Hasn't Earth been cooling since 1998?

Color graph of mean temperatures in red and blue
We've zoomed in for a closeup of temperatures over the last three decades, taken from a longer timeline discussed here. This closeup shows the annual trend in average global air temperature, in degrees Celsius, from 1975 to 2012. For each year, the range of uncertainty is indicated by the vertical bars. The blue line tracks the changes in the trend over time. Click here or on the image to see the full graph.
(Image courtesy NOAA's National Climatic Data Center.)

Thanks in large part to the record-setting El Niño of 1997–98, the year 1998 was the warmest year, globally, in the 20th century. Since 2001 the global trend has been relatively flat (see graph). However, temperatures continue to run warmer than in previous decades. The global average from 2000–09 exceeds the average for 1990–99, which in turn was warmer than 1980–89. And the average for 2010–12 topped the 2000–09 average.

Although scientists are confident that global temperatures will rise further in the coming decades, there could still be occasional "pauses" in warming that last a few years, like the one we've been seeing since the late 1990s. The Intergovernmental Panel on Climate Change (IPCC) devoted a section of its 2013 physical science assessment to analysis of the 1998–2012 warming hiatus. Among the possible factors involved:

  • A series of small volcanoes since 2000 that have spewed sunlight-blocking ash skyward

  • The natural 11-year solar cycle, whose declining phase lasted longer than usual: from 2000 to 2009

  • Variations in the exchange of heat between the ocean and atmosphere (one aspect of internal climate variability). Simulations by NCAR researchers suggest that periods when more heat gets stored deep in the ocean could be an important factor in slowing down atmospheric warming for a decade or more.

Two of the main vehicles for ocean-atmosphere heat exchange are El Niño (which tends to warm the global atmosphere) and La Niña (which tends to cool it). La Niña events have predominated over El Niños since 2006, which helps explain the lack of a new global record in the decade thus far.

As the IPCC notes, natural variations can either amplify or mute longer-term warming trends over periods of 10 to 15 years. This is one reason why 30 years is the typical reference period in determining climate. In your local weather forecast, for example, the average daily temperatures and precipitation posted alongside today's measurements were calculated based on the period from 1981 to 2010. This was a warmer period for most U.S. cities than the previous 30-year range, from 1971 to 2000.

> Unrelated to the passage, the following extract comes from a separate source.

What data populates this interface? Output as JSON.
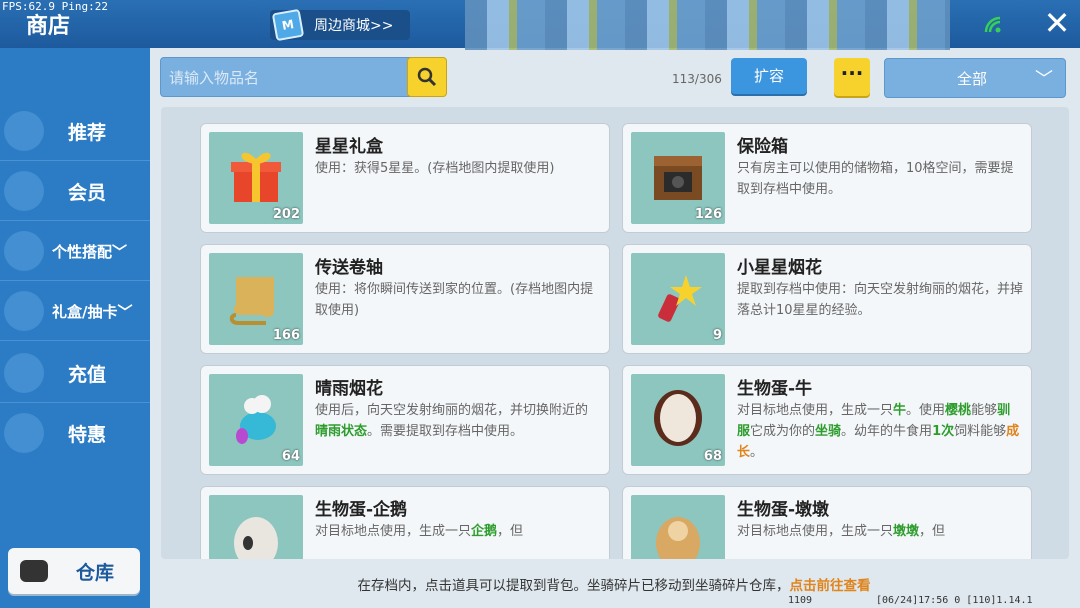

Meanwhile, decision makers and planners often need guidance on shorter time scales than three decades. Researchers are responding by experimenting with outlooks for global temperature in the 10- to 15-year range. The most recent decadal outlook from the UK Met Office calls for a good chance that the upcoming five years (2013–17) will average slightly warmer globally than the record year of 1998. The IPCC expects that, for periods without a major volcanic eruption, most future 15-year periods will show a stronger warming trend than 1998–2012.